In order for your dog or cat to receive appropriate treatment, they need to be accurately diagnosed. Your vet will examine your pet to rule out other conditions that could cause your pet to limp (for example, a bone fracture).
Diagnosis for ACL tears includes:
- A full physical exam by your vet to determine the exact location of the pain, look for swelling or other symptoms, and check that your pet is otherwise in good health (in case surgery is needed).
- Feeling for “cranial drawer.” This is a specific type of palpation and movement of the knee joint that tests for instability. Usually, sedation is needed for pain control, and for accuracy (the test is more accurate when your pet’s muscles are relaxed).
- X-rays to look for changes within the knee joint to help confirm torn ACL. These changes may be subtle if it’s a recent injury, or there may be signs of arthritis and other chronic changes if the injury happened a while ago.
Is surgery necessary?
Every pet is an individual, so your veterinarian will talk to you about your options and determine whether or not surgery is the best option. This may include a consultation with a veterinary orthopedic surgeon, like our surgical director Dr. Amy Kantor, who specializes in treating this type of condition.
For most healthy pets, surgery is a good option because it stabilizes the knee joint to prevent pain, makes it easier to walk, prevents further joint damage, and slows down the development of arthritis.
While complications are possible with any surgery, the procedure for an ACL injury is very common (one of the most common procedures a veterinary orthopedic surgeon performs), and many pets have an increased quality of life after the procedure.
What does the surgery entail?
Common options for stabilizing the knee joint following an ACL tear are surgical procedures called TPLO (tibial plateau leveling osteotomy) and TTA (tibial tuberosity advancement).
The names are a mouthful, but the important thing to know is this: These procedures involve realignment of the tip of the tibia (the shin bone) at an angle that prevents the bone from sliding forward — and this realignment stabilizes the knee joint. The change is permanent thanks to a sturdy bone plate (a metal implant).

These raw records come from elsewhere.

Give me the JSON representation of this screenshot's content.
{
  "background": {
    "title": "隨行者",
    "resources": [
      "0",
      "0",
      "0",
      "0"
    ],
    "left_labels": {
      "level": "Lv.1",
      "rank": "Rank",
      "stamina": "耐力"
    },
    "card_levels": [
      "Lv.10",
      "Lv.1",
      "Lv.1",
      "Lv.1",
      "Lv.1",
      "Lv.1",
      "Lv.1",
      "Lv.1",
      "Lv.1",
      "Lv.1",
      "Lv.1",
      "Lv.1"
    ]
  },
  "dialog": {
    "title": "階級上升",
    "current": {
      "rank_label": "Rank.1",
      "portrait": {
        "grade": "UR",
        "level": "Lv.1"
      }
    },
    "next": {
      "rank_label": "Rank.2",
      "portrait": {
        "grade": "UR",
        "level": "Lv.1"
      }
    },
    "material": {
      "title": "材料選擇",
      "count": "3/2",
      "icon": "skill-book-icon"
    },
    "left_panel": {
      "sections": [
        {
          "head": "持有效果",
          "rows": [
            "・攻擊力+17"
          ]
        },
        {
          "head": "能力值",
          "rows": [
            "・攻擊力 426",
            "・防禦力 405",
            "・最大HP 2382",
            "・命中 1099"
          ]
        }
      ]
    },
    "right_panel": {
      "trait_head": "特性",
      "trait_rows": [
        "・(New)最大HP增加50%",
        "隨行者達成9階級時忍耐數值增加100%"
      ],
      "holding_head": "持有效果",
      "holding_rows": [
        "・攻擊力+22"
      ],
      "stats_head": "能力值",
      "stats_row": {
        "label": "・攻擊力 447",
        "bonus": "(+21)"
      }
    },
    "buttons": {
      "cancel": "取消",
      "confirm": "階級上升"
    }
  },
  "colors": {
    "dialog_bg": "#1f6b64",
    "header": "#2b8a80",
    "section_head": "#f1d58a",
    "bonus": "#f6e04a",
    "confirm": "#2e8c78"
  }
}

On the day of surgery, you’ll bring your pet to the clinic fasted, and the procedure will be performed by our surgeon.
Some pets may stay in the hospital 1-2 days after the procedure, for intravenous pain medication, monitoring, and to help with assisted mobility and exercise restriction, so your dog doesn’t overexert themselves too soon after the procedure.
What is lateral suture?
At Bond Vet, our surgeon Dr. Amy Kantor, performs extracapsular lateral suture stabilization (also known as lateral suture) surgery for ACL tears. It involves surgically placing a very sturdy suture (the type of material used for stitches) on the side of the knee joint to act as an “artificial ligament.”
Alternative common procedures for a torn ACL are TPLO (tibial plateau leveling osteotomy) and TTA (tibial tuberosity advancement), which involves realignment of the tip of the tibia (the shin bone) at an angle that prevents the bone from sliding forward, which stabilizes the knee joint.
What does recovery look like?
When your pet comes home, they’ll probably receive:
- Pet-safe anti-inflammatory medication.
- An Elizabethan collar to prevent licking and chewing of the incision site.
- A bandage over the leg.
Usually, the most difficult part of recovery is encouraging your pet to rest. Too much physical activity too quickly can have a negative impact on healing—and yet, your pet will probably want to play as soon as they feel better, because they don’t understand that they’re still healing and need to rest their leg.
Full recovery takes several weeks. Your vet will give you instructions on how soon and how quickly to start increasing your pet’s physical activity, as well as when to schedule a recheck.
Your individual pet’s instructions may vary, so always follow your vet’s instructions exactly, and call your vet’s office with any questions or concerns.